Collection entries:
########

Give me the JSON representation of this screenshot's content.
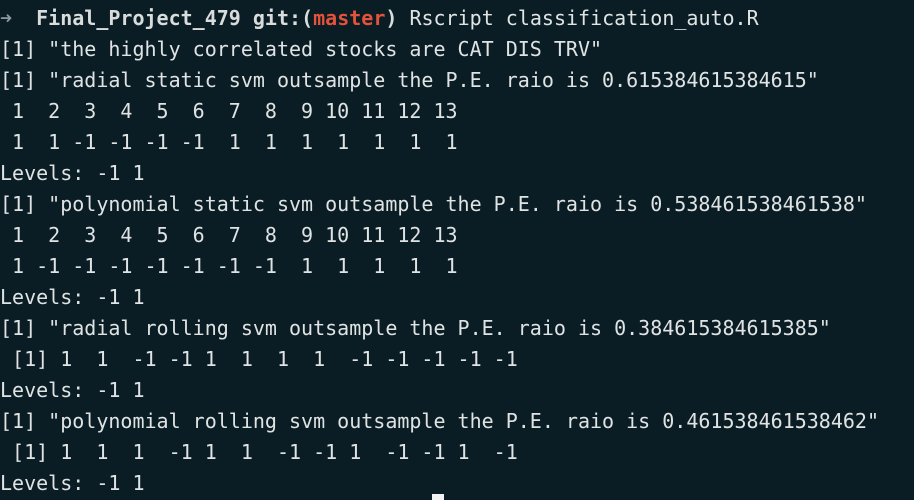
{
  "prompt": {
    "arrow": "➜",
    "directory": "Final_Project_479",
    "git_label": "git:",
    "branch_open": "(",
    "branch": "master",
    "branch_close": ")",
    "command": "Rscript classification_auto.R"
  },
  "output_lines": [
    "[1] \"the highly correlated stocks are CAT DIS TRV\"",
    "[1] \"radial static svm outsample the P.E. raio is 0.615384615384615\"",
    " 1  2  3  4  5  6  7  8  9 10 11 12 13",
    " 1  1 -1 -1 -1 -1  1  1  1  1  1  1  1",
    "Levels: -1 1",
    "[1] \"polynomial static svm outsample the P.E. raio is 0.538461538461538\"",
    " 1  2  3  4  5  6  7  8  9 10 11 12 13",
    " 1 -1 -1 -1 -1 -1 -1 -1  1  1  1  1  1",
    "Levels: -1 1",
    "[1] \"radial rolling svm outsample the P.E. raio is 0.384615384615385\"",
    " [1] 1  1  -1 -1 1  1  1  1  -1 -1 -1 -1 -1",
    "Levels: -1 1",
    "[1] \"polynomial rolling svm outsample the P.E. raio is 0.461538461538462\"",
    " [1] 1  1  1  -1 1  1  -1 -1 1  -1 -1 1  -1",
    "Levels: -1 1"
  ],
  "colors": {
    "background": "#0b1d24",
    "text": "#dfe3e4",
    "branch": "#e3523a",
    "arrow": "#8c9aa0"
  }
}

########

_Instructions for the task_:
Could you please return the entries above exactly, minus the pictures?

_Written response_:
Give me the JSON representation of this screenshot's content.
{
  "prompt": {
    "arrow": "➜",
    "directory": "Final_Project_479",
    "git_label": "git:",
    "branch_open": "(",
    "branch": "master",
    "branch_close": ")",
    "command": "Rscript classification_auto.R"
  },
  "output_lines": [
    "[1] \"the highly correlated stocks are CAT DIS TRV\"",
    "[1] \"radial static svm outsample the P.E. raio is 0.615384615384615\"",
    " 1  2  3  4  5  6  7  8  9 10 11 12 13",
    " 1  1 -1 -1 -1 -1  1  1  1  1  1  1  1",
    "Levels: -1 1",
    "[1] \"polynomial static svm outsample the P.E. raio is 0.538461538461538\"",
    " 1  2  3  4  5  6  7  8  9 10 11 12 13",
    " 1 -1 -1 -1 -1 -1 -1 -1  1  1  1  1  1",
    "Levels: -1 1",
    "[1] \"radial rolling svm outsample the P.E. raio is 0.384615384615385\"",
    " [1] 1  1  -1 -1 1  1  1  1  -1 -1 -1 -1 -1",
    "Levels: -1 1",
    "[1] \"polynomial rolling svm outsample the P.E. raio is 0.461538461538462\"",
    " [1] 1  1  1  -1 1  1  -1 -1 1  -1 -1 1  -1",
    "Levels: -1 1"
  ],
  "colors": {
    "background": "#0b1d24",
    "text": "#dfe3e4",
    "branch": "#e3523a",
    "arrow": "#8c9aa0"
  }
}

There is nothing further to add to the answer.